I recently traveled to Gainesville, Florida, for the annual meeting of the National Association of Science Writers. Before meeting up with other science and nature writers, however, I joined local friends for a canoe tour of the nearby Ichetucknee Springs State Park.
While South Florida may be world-famous for its beaches and nightlife, northern Florida is renowned for its natural springs. Yet for many of us accustomed to the urbanized world, “spring water” is but a label on a plastic bottle — an advertiser’s suggestion of purity and quality, hitched to the name of some exotically named location.
But for the people of Florida, natural springs are the primary source of drinking water, as well as a major tourism draw. Rainwater filters through Florida’s karst and sand geology to enter the immense, natural subterranean storage system that is the Floridan aquifer — before reemerging into our earthly realm in the form of cool, crystal-clear water, feeding rivers verdant with life:
The Ichetucknee River is one such ecosystem. Even though we visited on a clouded, rainy day, the radiant blue of the Ichetucknee’s waters easily fought through the gray-gloom light to greet our eyes.
Our canoe ride down the six-mile (10 km) span of the Ichetucknee River saw us drenched in steady rain.
Oddly, this made for a soulful, primal experience — we three paddlers alone on the water, rarely coming across another traveler. It was us and the river and its denizens: the curious otter undulating itself towards the riverbank, looking back at us with its glossy eyes; the wiry, still coils of a brown water snake hung from a cypress branch; troupes of damselflies alighting here and there on our hands and heads, as if anointing us with some silent sign of approval from the river.
After the canoe tour, we returned to the top of the Ichetucknee to snorkel in its head spring. By this time, a bit of sunlight brightened the landscape — and the waters.
It was, without exaggeration, like swimming in an aquarium.

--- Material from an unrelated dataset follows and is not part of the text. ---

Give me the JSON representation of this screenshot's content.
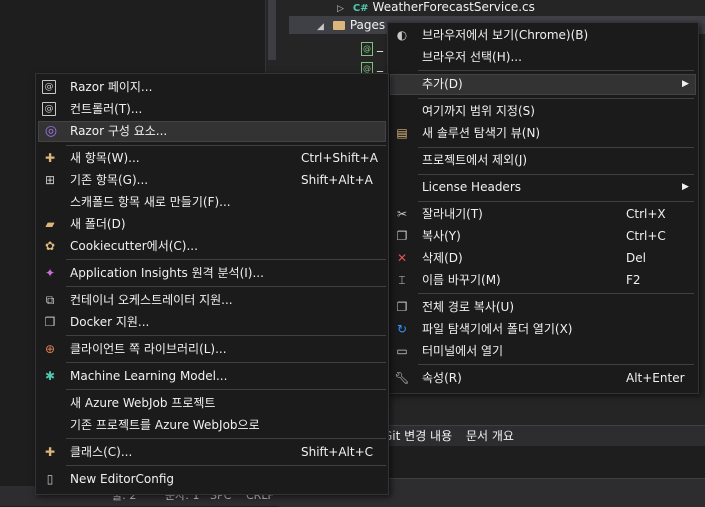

The fishes swimming in this azure pool would not be unfamiliar to many North American anglers. Largemouth bass (Micropterus salmoides) hovered in the shade, while various species of sunfish (Lepomis spp.) peered and pecked along the thickets of aquatic plants.
One fish new to me was the spotted sucker (Minytrema melanops), which cruised along the spring bottom, using their underslung jaws and fleshy lips to suck up sand and sift out crustaceans and aquatic insects (White and Haag 1977). Wary feeders, their sleek, spotted bodies easily swam out of the way as I approached, like herds of deer browsing and pausing across a meadow.
Spotted suckers belong to Family Catostomidae, collectively known as “suckers” after their mouth shape and feeding habits. All are freshwater species, with nearly 80 in the United States, Canada and Mexico, and curiously, one in Siberia and one in China. Their names are as diverse as their range of shapes, sizes and colors — quillback, chubsucker, hog sucker, buffalo, jumprock, razorback, redhorse. And during breeding time, many sucker species get pimply — they develop bumpy growths called tubercles on their fins, and depending on the species and gender, on their heads as well.
The spotted sucker has a wide geographic range, spanning southern Ontario down through more than 22 states in the U.S., including Wisconsin, Kansas, Pennsylvania, Kentucky, North Carolina, and the Gulf Coast states like Texas, Louisiana, Mississippi, Alabama and Georgia.
But I will count myself as lucky to have swum with them here at Ichetucknee Springs. Spanish conquistadors once searched Florida for the mythical fountains of youth, and my brief time on and in these waters certainly had similar effects — turning back the clock to a simpler, wilder state of mind, flowing as bright, clear and free as the springs themselves….
FishBase Page: http://www.fishbase.org/summary/2996
I must extend special thanks to my friends and colleagues Catherine Puckett and Rachel Pawlitz for guiding me on the Ichetucknee tour, in particular for my use of Rachel’s underwater camera and for Catherine’s encyclopedic knowledge of the Ichetucknee’s flora and fauna. I highly recommend reading Catherine’s essay on writing, womanhood and serpents, titled “Beauty and the Beast”, published in the nature writing anthology Trash Animals from University of Minnesota Press.
I would also like to draw attention to a new website called The ETYFish Project, created by Christopher Scharpf and Kenneth J. Lazara. This amazing new resource is a growing index of the etymology — name origins and meanings — of scientific names of known fishes. Needless to say, this is an unfinished and continuing task, but the current collection is already unbelievably impressive. I will link to ETYFish etymologies wherever possible from here on.
— Ben Young Landis